Announcing its 2015 corporate result, AFC said despite a difficult operating environment, it delivered strong underlying operating results, achieving 25 percent growth in its balance sheet, with total assets in excess of US$3.2 billion, net interest income increased by 39 percent to US$108.4 million with net interest margins growing to 4.4 percent, a 7 percent improvement over the prior year, as the corporation continues to lower its borrowing costs. Fees, commissions and other income, however, declined by 85 percent largely due to one-off revenues of US$46 million recorded in 2014.
It would be recalled that in April 2015, as part of its efforts to diversify its funding base, the corporation successfully issued its maiden Eurobond of US$750 million as part of its established US$3 billion Eurobond Global Medium Term Notes (“GMTN”) programme. Reception of the bond was strong, and it was six times over-subscribed, positioning AFC in the capital markets as a strong African credit.
Andrew Alli, president & CEO, AFC, said: “We are pleased to report that despite the economic headwinds we have seen our total assets grow by 25 percent. Support for the AFC and its mandate as an investor in crucial infrastructure across Africa has also been met with the launch of our US$750 million Eurobond, which was six times oversubscribed.
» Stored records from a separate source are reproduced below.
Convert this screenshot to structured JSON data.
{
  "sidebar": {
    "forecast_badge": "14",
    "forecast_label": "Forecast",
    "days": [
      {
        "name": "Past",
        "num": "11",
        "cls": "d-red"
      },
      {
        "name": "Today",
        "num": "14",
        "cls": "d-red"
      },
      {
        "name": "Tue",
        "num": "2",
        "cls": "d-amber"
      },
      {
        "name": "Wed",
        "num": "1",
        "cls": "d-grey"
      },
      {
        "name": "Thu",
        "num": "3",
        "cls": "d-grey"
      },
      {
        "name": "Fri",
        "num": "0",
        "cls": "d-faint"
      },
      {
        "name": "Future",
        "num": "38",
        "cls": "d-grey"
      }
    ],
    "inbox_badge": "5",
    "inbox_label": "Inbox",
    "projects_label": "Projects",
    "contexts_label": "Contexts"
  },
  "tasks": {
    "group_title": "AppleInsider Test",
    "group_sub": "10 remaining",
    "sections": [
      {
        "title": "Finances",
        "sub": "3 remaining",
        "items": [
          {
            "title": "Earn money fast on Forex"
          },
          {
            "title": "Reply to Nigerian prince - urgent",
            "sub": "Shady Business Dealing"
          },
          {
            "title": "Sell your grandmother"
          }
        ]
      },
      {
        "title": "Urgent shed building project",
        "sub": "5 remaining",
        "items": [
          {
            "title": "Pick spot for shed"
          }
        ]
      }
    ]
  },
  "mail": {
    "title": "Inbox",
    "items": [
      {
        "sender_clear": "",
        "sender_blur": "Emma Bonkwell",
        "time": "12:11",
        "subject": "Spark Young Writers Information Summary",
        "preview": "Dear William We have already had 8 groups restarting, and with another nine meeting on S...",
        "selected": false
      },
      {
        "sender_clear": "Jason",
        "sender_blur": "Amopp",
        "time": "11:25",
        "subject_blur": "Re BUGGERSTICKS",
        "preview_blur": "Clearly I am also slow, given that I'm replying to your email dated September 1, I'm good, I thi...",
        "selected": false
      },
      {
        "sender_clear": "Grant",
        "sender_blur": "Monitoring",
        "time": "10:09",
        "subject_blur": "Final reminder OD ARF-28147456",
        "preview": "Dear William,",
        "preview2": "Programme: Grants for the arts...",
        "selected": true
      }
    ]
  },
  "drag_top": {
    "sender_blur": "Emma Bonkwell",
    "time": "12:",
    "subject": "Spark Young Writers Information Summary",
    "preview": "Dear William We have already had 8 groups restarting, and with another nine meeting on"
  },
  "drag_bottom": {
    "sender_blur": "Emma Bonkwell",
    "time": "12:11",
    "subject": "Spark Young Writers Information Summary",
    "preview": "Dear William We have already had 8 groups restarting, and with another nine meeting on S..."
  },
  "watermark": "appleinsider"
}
“As global economic uncertainty persists, the AFC is well placed to continue to deliver returns to shareholders and new infrastructure that will bolster economic growth and have real social impact across Africa.”